The first is a reactive aggressive pathway and the second is a proactive aggression pathway. The role of community risk factors will be explored.

Peer Victimization as a Pathway to Adolescent Substance Use

PI: Jennifer Livingston, PhD
Co-Is: Kathleen Miller, PhD | Maria Testa, PhD | Jaye Derrick, PhD | Joseph Lucke, PhD | Amanda Nickerson, PhD
Funding Information: National Institute for Alcohol Abuse & Alcoholism, R01AA021169, 8/1/2013-7/31/2019 (no-cost extension)

child sitting with head down in a park.
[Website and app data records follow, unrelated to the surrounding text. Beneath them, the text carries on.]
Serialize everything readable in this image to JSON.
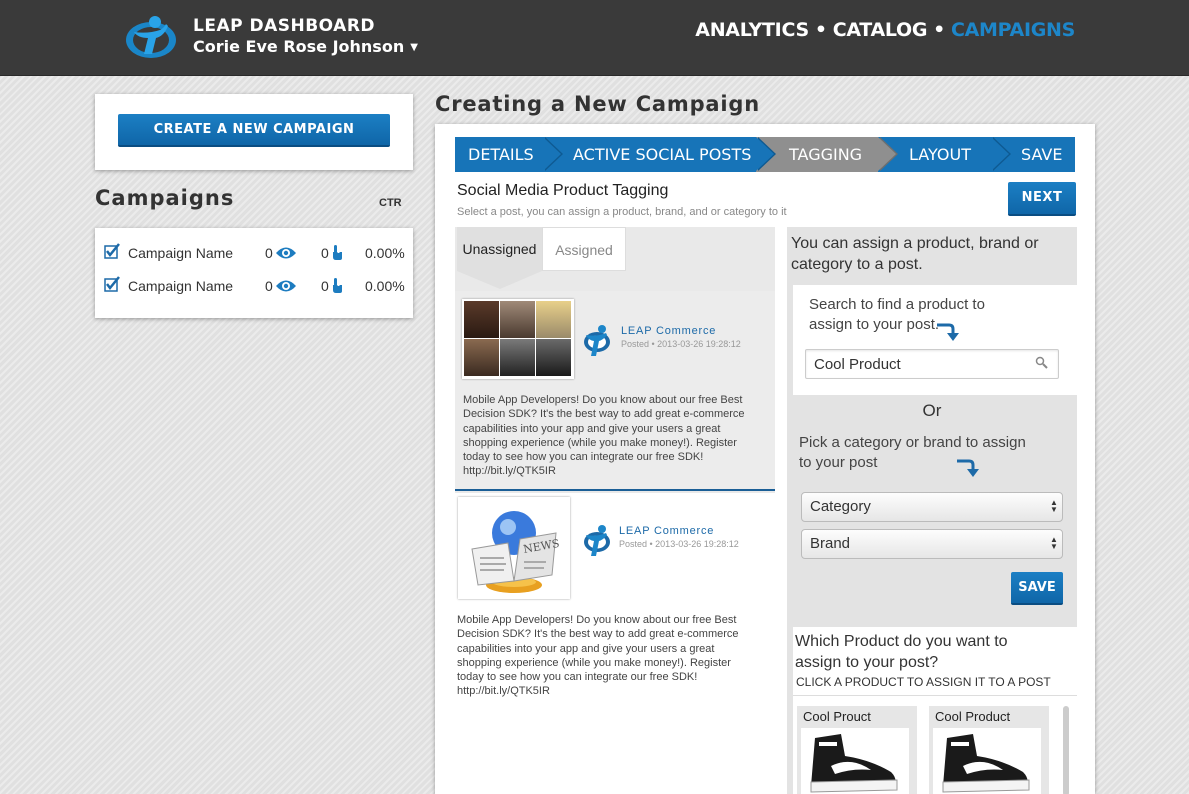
{
  "header": {
    "brand": "LEAP DASHBOARD",
    "user": "Corie Eve Rose Johnson",
    "nav": [
      "ANALYTICS",
      "CATALOG",
      "CAMPAIGNS"
    ],
    "nav_active": "CAMPAIGNS",
    "nav_separator": "•"
  },
  "sidebar": {
    "create_button": "CREATE A NEW CAMPAIGN",
    "heading": "Campaigns",
    "ctr_label": "CTR",
    "campaigns": [
      {
        "name": "Campaign Name",
        "views": "0",
        "clicks": "0",
        "ctr": "0.00%",
        "checked": true
      },
      {
        "name": "Campaign Name",
        "views": "0",
        "clicks": "0",
        "ctr": "0.00%",
        "checked": true
      }
    ]
  },
  "main": {
    "title": "Creating a New Campaign",
    "steps": [
      "DETAILS",
      "ACTIVE SOCIAL POSTS",
      "TAGGING",
      "LAYOUT",
      "SAVE"
    ],
    "active_step": "TAGGING",
    "section_title": "Social Media Product Tagging",
    "section_subtitle": "Select a post, you can assign a product, brand, and or category to it",
    "next_button": "NEXT",
    "tabs": [
      "Unassigned",
      "Assigned"
    ],
    "posts": [
      {
        "author": "LEAP Commerce",
        "meta": "Posted • 2013-03-26 19:28:12",
        "text": "Mobile App Developers! Do you know about our free Best Decision SDK? It's the best way to add great e-commerce capabilities into your app and give your users a great shopping experience (while you make money!). Register today to see how you can integrate our free SDK! http://bit.ly/QTK5IR"
      },
      {
        "author": "LEAP Commerce",
        "meta": "Posted • 2013-03-26 19:28:12",
        "text": "Mobile App Developers! Do you know about our free Best Decision SDK? It's the best way to add great e-commerce capabilities into your app and give your users a great shopping experience (while you make money!). Register today to see how you can integrate our free SDK! http://bit.ly/QTK5IR",
        "image_label": "NEWS"
      }
    ],
    "assign": {
      "title": "You can assign a product, brand or category to a post.",
      "search_hint": "Search to find a product to assign to your post.",
      "search_value": "Cool Product",
      "or": "Or",
      "pick_hint": "Pick a category or brand to assign to your post",
      "category": "Category",
      "brand": "Brand",
      "save": "SAVE",
      "which_title": "Which Product do you want to assign to your post?",
      "which_sub": "CLICK A PRODUCT TO ASSIGN IT TO A POST",
      "products": [
        "Cool Prouct",
        "Cool Product"
      ]
    }
  },
  "colors": {
    "topbar": "#3a3a3a",
    "accent_blue": "#1774b8",
    "nav_active": "#1d86c9",
    "step_active": "#8f8f8f"
  }
}
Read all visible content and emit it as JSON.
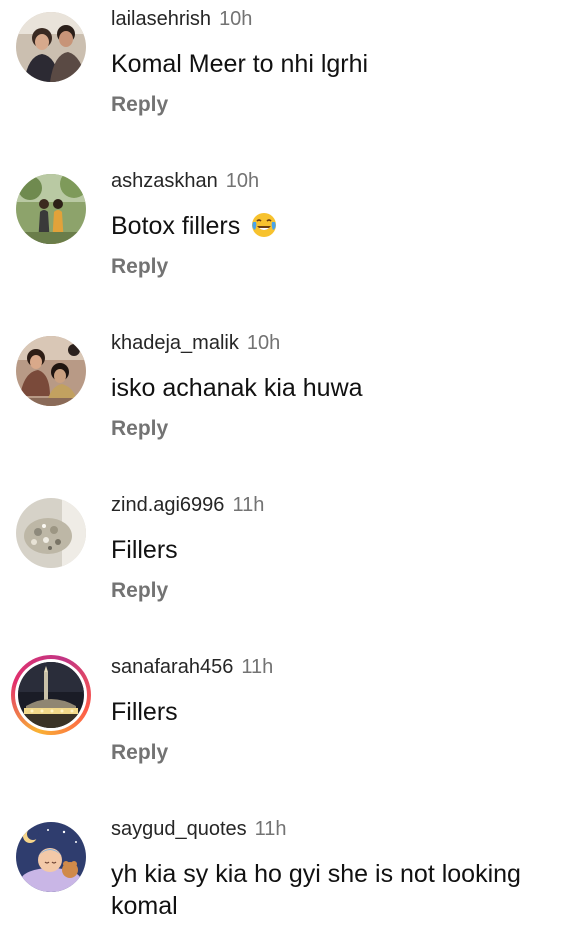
{
  "comments": [
    {
      "username": "lailasehrish",
      "time": "10h",
      "text": "Komal Meer to nhi lgrhi",
      "reply_label": "Reply",
      "avatar_icon": "couple-photo-avatar"
    },
    {
      "username": "ashzaskhan",
      "time": "10h",
      "text": "Botox fillers",
      "emoji": "face-with-tears-of-joy",
      "reply_label": "Reply",
      "avatar_icon": "outdoor-people-avatar"
    },
    {
      "username": "khadeja_malik",
      "time": "10h",
      "text": "isko achanak kia huwa",
      "reply_label": "Reply",
      "avatar_icon": "group-photo-avatar"
    },
    {
      "username": "zind.agi6996",
      "time": "11h",
      "text": "Fillers",
      "reply_label": "Reply",
      "avatar_icon": "jewelry-avatar"
    },
    {
      "username": "sanafarah456",
      "time": "11h",
      "text": "Fillers",
      "reply_label": "Reply",
      "avatar_icon": "mosque-night-avatar",
      "has_story_ring": true
    },
    {
      "username": "saygud_quotes",
      "time": "11h",
      "text": "yh kia sy kia ho gyi she is not looking komal",
      "avatar_icon": "sleeping-baby-moon-avatar"
    }
  ],
  "colors": {
    "text": "#111111",
    "username": "#262626",
    "secondary": "#737373",
    "story_ring": [
      "#f9b233",
      "#e1306c",
      "#c13584"
    ]
  }
}
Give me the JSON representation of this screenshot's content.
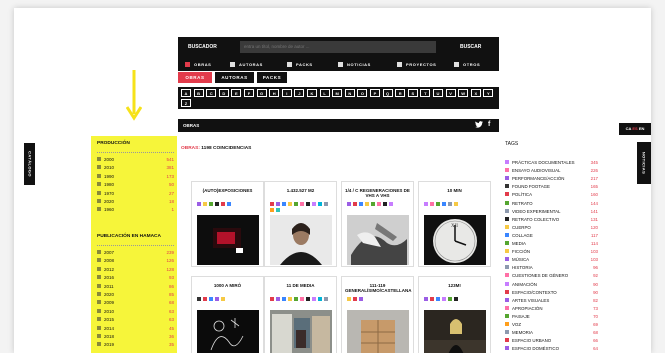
{
  "search": {
    "label": "BUSCADOR",
    "placeholder": "entra un títol, nombre de autor ...",
    "button": "BUSCAR"
  },
  "filters": [
    {
      "label": "OBRAS",
      "active": true
    },
    {
      "label": "AUTORAS",
      "active": false
    },
    {
      "label": "PACKS",
      "active": false
    },
    {
      "label": "NOTICIAS",
      "active": false
    },
    {
      "label": "PROYECTOS",
      "active": false
    },
    {
      "label": "OTROS",
      "active": false
    }
  ],
  "tabs": [
    {
      "label": "OBRAS",
      "active": true
    },
    {
      "label": "AUTORAS",
      "active": false
    },
    {
      "label": "PACKS",
      "active": false
    }
  ],
  "alphabet": [
    "A",
    "B",
    "C",
    "D",
    "E",
    "F",
    "G",
    "H",
    "I",
    "J",
    "K",
    "L",
    "M",
    "N",
    "O",
    "P",
    "Q",
    "R",
    "S",
    "T",
    "U",
    "V",
    "W",
    "X",
    "Y",
    "Z"
  ],
  "section": {
    "title": "OBRAS",
    "twitter_icon": "twitter-icon",
    "facebook_icon": "facebook-icon"
  },
  "results": {
    "prefix": "OBRAS:",
    "text": "1198 COINCIDENCIAS"
  },
  "side": {
    "catalogo": "CATÁLOGO",
    "noticias": "NOTICIAS"
  },
  "languages": {
    "ca": "CA",
    "es": "ES",
    "en": "EN"
  },
  "production": {
    "title": "PRODUCCIÓN",
    "items": [
      {
        "year": "2000",
        "count": "541"
      },
      {
        "year": "2010",
        "count": "381"
      },
      {
        "year": "1990",
        "count": "173"
      },
      {
        "year": "1980",
        "count": "50"
      },
      {
        "year": "1970",
        "count": "27"
      },
      {
        "year": "2020",
        "count": "18"
      },
      {
        "year": "1960",
        "count": "1"
      }
    ]
  },
  "publication": {
    "title": "PUBLICACIÓN EN HAMACA",
    "items": [
      {
        "year": "2007",
        "count": "239"
      },
      {
        "year": "2008",
        "count": "126"
      },
      {
        "year": "2012",
        "count": "128"
      },
      {
        "year": "2016",
        "count": "93"
      },
      {
        "year": "2011",
        "count": "86"
      },
      {
        "year": "2020",
        "count": "85"
      },
      {
        "year": "2009",
        "count": "68"
      },
      {
        "year": "2010",
        "count": "63"
      },
      {
        "year": "2015",
        "count": "63"
      },
      {
        "year": "2014",
        "count": "45"
      },
      {
        "year": "2018",
        "count": "36"
      },
      {
        "year": "2019",
        "count": "35"
      }
    ]
  },
  "cards": [
    {
      "title": "(AUTO)EXPOSICIONES",
      "colors": [
        "#9b5de5",
        "#f6c945",
        "#55a630",
        "#222",
        "#e23b4b",
        "#3a86ff"
      ],
      "thumb": "dark-red"
    },
    {
      "title": "1.432.527 M2",
      "colors": [
        "#e23b4b",
        "#9b5de5",
        "#3a86ff",
        "#f6c945",
        "#55a630",
        "#ff70a6",
        "#222",
        "#c77dff",
        "#00b4d8",
        "#8d99ae",
        "#ff9f1c",
        "#2ec4b6"
      ],
      "thumb": "portrait"
    },
    {
      "title": "1/4 / C REGENERACIONES DE VHS A VHS",
      "colors": [
        "#9b5de5",
        "#e23b4b",
        "#3a86ff",
        "#f6c945",
        "#55a630",
        "#ff70a6",
        "#222",
        "#c77dff"
      ],
      "thumb": "hands"
    },
    {
      "title": "10 MIN",
      "colors": [
        "#c77dff",
        "#ff70a6",
        "#55a630",
        "#3a86ff",
        "#8d99ae",
        "#f6c945"
      ],
      "thumb": "clock"
    },
    {
      "title": "1000 A MIRÓ",
      "colors": [
        "#333",
        "#e23b4b",
        "#3a86ff",
        "#9b5de5",
        "#f6c945"
      ],
      "thumb": "drawing"
    },
    {
      "title": "11 DE MEDIA",
      "colors": [
        "#e23b4b",
        "#9b5de5",
        "#3a86ff",
        "#f6c945",
        "#55a630",
        "#ff70a6",
        "#222",
        "#c77dff",
        "#00b4d8",
        "#8d99ae"
      ],
      "thumb": "room"
    },
    {
      "title": "111-119 GENERALÍSIMO/CASTELLANA",
      "colors": [
        "#f6c945",
        "#e23b4b",
        "#9b5de5"
      ],
      "thumb": "boxes"
    },
    {
      "title": "123M!",
      "colors": [
        "#9b5de5",
        "#e23b4b",
        "#3a86ff",
        "#c77dff",
        "#55a630",
        "#222"
      ],
      "thumb": "figure"
    }
  ],
  "tags": {
    "title": "TAGS",
    "items": [
      {
        "label": "PRÁCTICAS DOCUMENTALES",
        "count": "345",
        "color": "#c77dff"
      },
      {
        "label": "ENSAYO AUDIOVISUAL",
        "count": "226",
        "color": "#ff70a6"
      },
      {
        "label": "PERFORMANCE/ACCIÓN",
        "count": "217",
        "color": "#9b5de5"
      },
      {
        "label": "FOUND FOOTAGE",
        "count": "165",
        "color": "#333333"
      },
      {
        "label": "POLÍTICA",
        "count": "160",
        "color": "#e23b4b"
      },
      {
        "label": "RETRATO",
        "count": "144",
        "color": "#55a630"
      },
      {
        "label": "VIDEO EXPERIMENTAL",
        "count": "141",
        "color": "#8d99ae"
      },
      {
        "label": "RETRATO COLECTIVO",
        "count": "131",
        "color": "#222222"
      },
      {
        "label": "CUERPO",
        "count": "120",
        "color": "#f6c945"
      },
      {
        "label": "COLLAGE",
        "count": "117",
        "color": "#3a86ff"
      },
      {
        "label": "MEDIA",
        "count": "114",
        "color": "#55a630"
      },
      {
        "label": "FICCIÓN",
        "count": "103",
        "color": "#f6c945"
      },
      {
        "label": "MÚSICA",
        "count": "103",
        "color": "#9b5de5"
      },
      {
        "label": "HISTORIA",
        "count": "96",
        "color": "#8d99ae"
      },
      {
        "label": "CUESTIONES DE GÉNERO",
        "count": "92",
        "color": "#ff70a6"
      },
      {
        "label": "ANIMACIÓN",
        "count": "90",
        "color": "#c77dff"
      },
      {
        "label": "ESPACIO/CONTEXTO",
        "count": "90",
        "color": "#e23b4b"
      },
      {
        "label": "ARTES VISUALES",
        "count": "82",
        "color": "#9b5de5"
      },
      {
        "label": "APROPIACIÓN",
        "count": "73",
        "color": "#ff70a6"
      },
      {
        "label": "PAISAJE",
        "count": "70",
        "color": "#55a630"
      },
      {
        "label": "VOZ",
        "count": "69",
        "color": "#ff9f1c"
      },
      {
        "label": "MEMORIA",
        "count": "68",
        "color": "#8d99ae"
      },
      {
        "label": "ESPACIO URBANO",
        "count": "66",
        "color": "#e23b4b"
      },
      {
        "label": "ESPACIO DOMÉSTICO",
        "count": "64",
        "color": "#9b5de5"
      }
    ]
  },
  "colors": {
    "accent": "#e23b4b",
    "panel": "#f6f53a",
    "bar": "#111111"
  }
}
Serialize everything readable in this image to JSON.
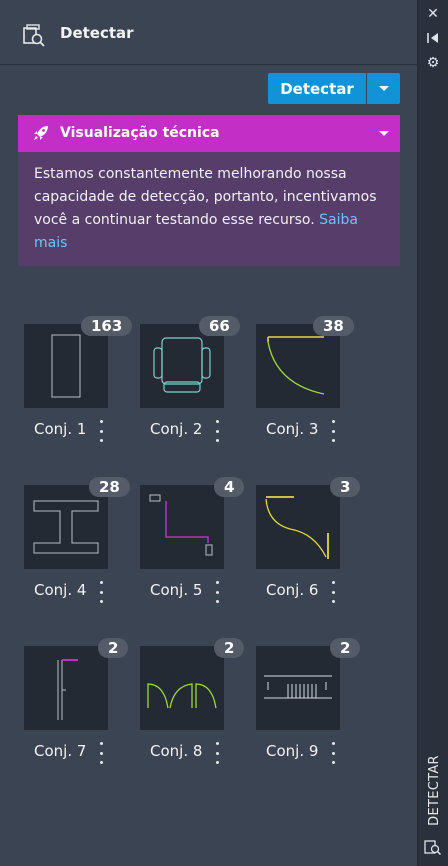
{
  "header": {
    "title": "Detectar",
    "icon": "detect-icon"
  },
  "actions": {
    "detect_label": "Detectar",
    "dropdown_icon": "caret-down-icon"
  },
  "banner": {
    "title": "Visualização técnica",
    "icon": "rocket-icon",
    "body": "Estamos constantemente melhorando nossa capacidade de detecção, portanto, incentivamos você a continuar testando esse recurso.",
    "link": "Saiba mais",
    "colors": {
      "header": "#c22ec6",
      "body": "#573e6a",
      "link": "#6fc2ff"
    }
  },
  "sets": [
    {
      "label": "Conj. 1",
      "count": "163"
    },
    {
      "label": "Conj. 2",
      "count": "66"
    },
    {
      "label": "Conj. 3",
      "count": "38"
    },
    {
      "label": "Conj. 4",
      "count": "28"
    },
    {
      "label": "Conj. 5",
      "count": "4"
    },
    {
      "label": "Conj. 6",
      "count": "3"
    },
    {
      "label": "Conj. 7",
      "count": "2"
    },
    {
      "label": "Conj. 8",
      "count": "2"
    },
    {
      "label": "Conj. 9",
      "count": "2"
    }
  ],
  "side": {
    "tab_label": "DETECTAR",
    "icons": [
      "close-icon",
      "collapse-icon",
      "settings-icon"
    ]
  },
  "colors": {
    "panel": "#3b4453",
    "accent": "#1293d8",
    "thumb_bg": "#232a34"
  }
}
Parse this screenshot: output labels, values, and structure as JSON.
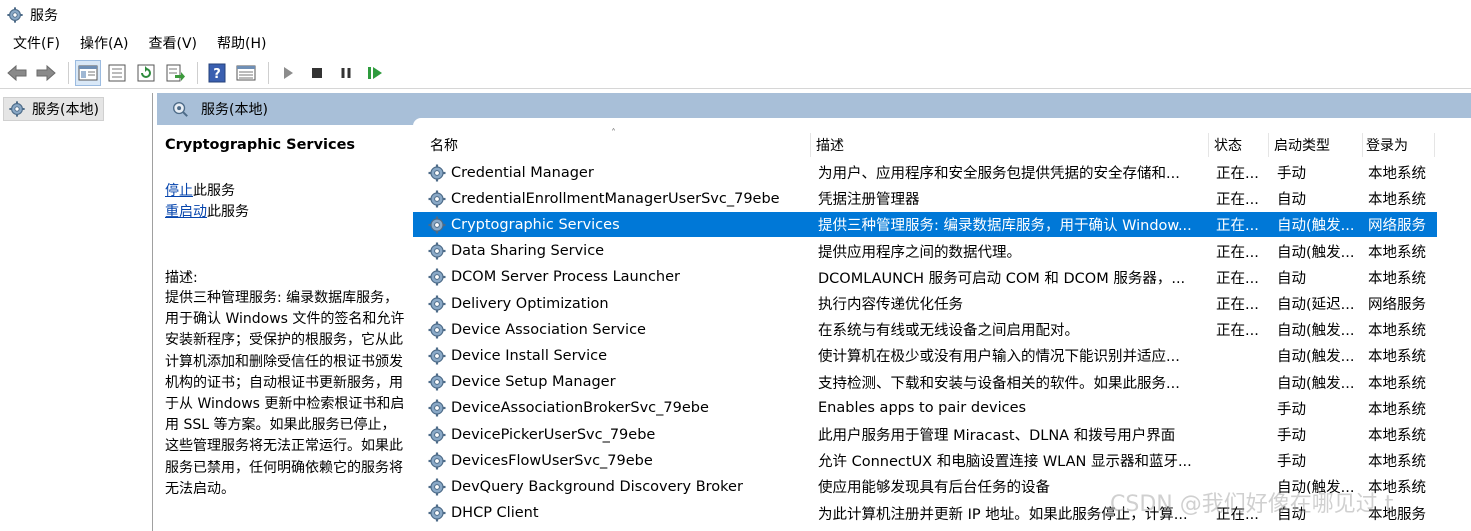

This five-year longitudinal study funded by NIAA studied the circumstances under which peer victimization is deleterious and for whom, as well as potential protective factors that can be targeted for intervention.